By Chris Emma-
(CBS) EVANSTON, Ill. -- A clear-as-day missed goal-tending call had Chris Collins irate with referee Jim Burr. Northwestern's first-year coach was jumping up and down on the floor with his arms outstretched, showing his disapproval to the botched call as play continued on.
Behind Collins was the backing of a sold-out Welsh-Ryan Arena crowd. Loud boos sounded through the 62-year-old gym, backing the Wildcats as they worked to rally against Nebraska on Saturday. Those standing and shouting in anger included Cubs owner Tom Ricketts, ESPN personality and NU alum Michael Wilbon and Wildcat football coach Pat Fitzgerald.
And most importantly, there were more than 8,000 others dressed in Northwestern purple. The student section was packed to capacity, and the old-school wooden bleachers were packed to the rafters.
For years during Bill Carmody's run as head coach, the Northwestern fan base was torn with where the Wildcats' future could go. Collins has rejuvenated the program in his first year, with his overmatched team overachieving in the brutal Big Ten. The fans have come out to support the Wildcats — an enthusiastic sellout crowd for a noon Saturday tip-off with bottom-dwelling Nebraska serving as strong evidence.
This is what Collins imagined for the future of Northwestern's basketball program.

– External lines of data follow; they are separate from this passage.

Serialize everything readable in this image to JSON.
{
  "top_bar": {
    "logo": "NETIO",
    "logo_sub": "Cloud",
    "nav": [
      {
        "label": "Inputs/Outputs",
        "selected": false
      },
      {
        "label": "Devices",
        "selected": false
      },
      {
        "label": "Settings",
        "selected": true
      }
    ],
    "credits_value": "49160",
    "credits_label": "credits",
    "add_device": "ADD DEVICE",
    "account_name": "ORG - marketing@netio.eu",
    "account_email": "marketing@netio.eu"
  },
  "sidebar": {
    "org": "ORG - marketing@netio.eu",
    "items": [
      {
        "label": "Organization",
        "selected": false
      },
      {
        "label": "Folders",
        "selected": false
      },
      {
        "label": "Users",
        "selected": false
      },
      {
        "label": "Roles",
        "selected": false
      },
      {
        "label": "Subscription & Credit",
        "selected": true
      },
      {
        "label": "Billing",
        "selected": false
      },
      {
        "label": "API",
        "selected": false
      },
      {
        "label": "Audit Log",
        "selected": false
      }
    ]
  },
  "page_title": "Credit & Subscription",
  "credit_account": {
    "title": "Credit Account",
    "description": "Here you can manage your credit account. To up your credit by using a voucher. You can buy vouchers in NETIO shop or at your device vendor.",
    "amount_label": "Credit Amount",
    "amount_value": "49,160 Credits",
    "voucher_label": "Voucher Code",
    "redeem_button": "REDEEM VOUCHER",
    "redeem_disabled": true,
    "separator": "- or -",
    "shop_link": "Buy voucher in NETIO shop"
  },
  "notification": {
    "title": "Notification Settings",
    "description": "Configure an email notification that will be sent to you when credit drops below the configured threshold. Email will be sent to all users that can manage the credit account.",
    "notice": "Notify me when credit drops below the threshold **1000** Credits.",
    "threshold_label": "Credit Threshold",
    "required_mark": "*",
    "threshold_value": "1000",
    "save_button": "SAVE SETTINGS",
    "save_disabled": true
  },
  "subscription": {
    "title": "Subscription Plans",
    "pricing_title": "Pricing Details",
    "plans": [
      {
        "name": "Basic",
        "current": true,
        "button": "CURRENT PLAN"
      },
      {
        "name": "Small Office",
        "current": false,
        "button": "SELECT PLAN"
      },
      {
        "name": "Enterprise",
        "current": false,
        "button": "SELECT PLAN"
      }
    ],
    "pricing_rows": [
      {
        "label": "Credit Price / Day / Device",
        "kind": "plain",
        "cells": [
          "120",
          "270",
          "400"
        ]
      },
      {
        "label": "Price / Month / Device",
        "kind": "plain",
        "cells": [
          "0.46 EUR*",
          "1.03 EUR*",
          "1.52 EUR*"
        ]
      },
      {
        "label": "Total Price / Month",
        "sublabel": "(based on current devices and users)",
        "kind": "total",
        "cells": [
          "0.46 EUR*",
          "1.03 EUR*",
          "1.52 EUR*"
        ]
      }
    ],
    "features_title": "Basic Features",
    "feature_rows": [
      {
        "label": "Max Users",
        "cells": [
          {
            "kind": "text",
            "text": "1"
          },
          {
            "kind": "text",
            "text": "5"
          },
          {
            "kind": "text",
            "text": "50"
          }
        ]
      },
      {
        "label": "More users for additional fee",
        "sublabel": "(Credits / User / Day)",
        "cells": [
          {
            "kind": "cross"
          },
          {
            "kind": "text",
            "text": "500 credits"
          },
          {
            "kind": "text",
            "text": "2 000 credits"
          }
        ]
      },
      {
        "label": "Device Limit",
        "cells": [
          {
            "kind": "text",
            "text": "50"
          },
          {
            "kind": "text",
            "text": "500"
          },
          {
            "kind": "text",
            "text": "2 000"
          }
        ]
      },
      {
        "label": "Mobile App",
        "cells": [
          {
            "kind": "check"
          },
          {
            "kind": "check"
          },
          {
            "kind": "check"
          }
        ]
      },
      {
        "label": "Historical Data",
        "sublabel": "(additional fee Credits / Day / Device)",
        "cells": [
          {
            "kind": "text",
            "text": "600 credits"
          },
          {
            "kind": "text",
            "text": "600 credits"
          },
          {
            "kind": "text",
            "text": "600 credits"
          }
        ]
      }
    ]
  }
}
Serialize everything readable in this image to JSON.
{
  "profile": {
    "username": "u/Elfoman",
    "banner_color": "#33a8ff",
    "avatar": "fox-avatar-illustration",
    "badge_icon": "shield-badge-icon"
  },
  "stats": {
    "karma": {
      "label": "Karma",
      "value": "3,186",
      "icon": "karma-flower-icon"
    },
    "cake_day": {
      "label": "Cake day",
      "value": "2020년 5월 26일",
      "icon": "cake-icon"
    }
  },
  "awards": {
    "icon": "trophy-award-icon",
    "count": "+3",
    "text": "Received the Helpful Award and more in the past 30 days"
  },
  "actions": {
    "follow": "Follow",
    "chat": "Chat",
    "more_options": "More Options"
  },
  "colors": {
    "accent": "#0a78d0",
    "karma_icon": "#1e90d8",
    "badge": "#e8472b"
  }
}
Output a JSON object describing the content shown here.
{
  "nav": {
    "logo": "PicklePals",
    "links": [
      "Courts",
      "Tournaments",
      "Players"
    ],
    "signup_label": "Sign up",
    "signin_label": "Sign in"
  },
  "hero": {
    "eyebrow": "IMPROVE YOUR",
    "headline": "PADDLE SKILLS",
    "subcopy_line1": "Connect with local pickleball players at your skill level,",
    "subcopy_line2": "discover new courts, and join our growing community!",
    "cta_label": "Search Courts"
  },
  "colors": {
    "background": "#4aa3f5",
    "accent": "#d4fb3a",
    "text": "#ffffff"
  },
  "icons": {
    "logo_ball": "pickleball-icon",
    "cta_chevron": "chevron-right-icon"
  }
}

"It was awesome," Collins said of the fan support following the Wildcats' 53-49 loss to the Cornhuskers. "So, so pleased with the turnout. I was hoping that would be the case, because that's what my guys deserve. They've been playing so hard and battling. They're so proud to be wearing the jersey with Northwestern on it."
This is the same Welsh-Ryan Arena that has historically been a neutral-site game for Northwestern, as visiting fans pack the venue to drown out the purple. Perhaps things are changing.
A Northwestern program filled with infamy is invested in its promising young coach, with billboards of Collins plastered all across Chicago. The marketing efforts are intended to bring a new audience of basketball fans to Evanston but also to energize a tired alumni base.
The Northwestern players have responded to Collins' call, exceeding expectations in one of the nation's best conferences with a 5-6 record that includes road upsets at Indiana, Wisconsin and Minnesota. When the Wildcats returned home, the fans were out in force.
Fifth-year senior Drew Crawford — who has played in rare Northwestern games with postseason implications — has experienced more than any other Wildcat. He declined outside offers to take his final year of eligibility with a rebuilding team, likely not expecting to see success of this season.
"The school has been so supportive of us — the student body, all the alumni," Crawford said. "It feels great to come to a game and see it packed like that, everybody loud. I just hope they stay with us."
With the school's best-ranked recruiting class coming in for next season and a young team growing in a tough conference, the future of Northwestern is bright. Collins has his Wildcats in prime position for postseason success in the coming seasons—maybe even the program's first NCAA Tournament appearance.
These Wildcats have played their best basketball in important games, even sparking the slightest bit of postseason promise. From the casual fans to the students and alumni, Northwestern fans are taking notice.
"We need that kind of support," Collins said.
As Northwestern's fan base unites around its new coach and rising program, the support will only grow stronger.
Chris Emma covers the college sports scene for CBSChicago. Follow him on Twitter @CEmmaScout.
for more features.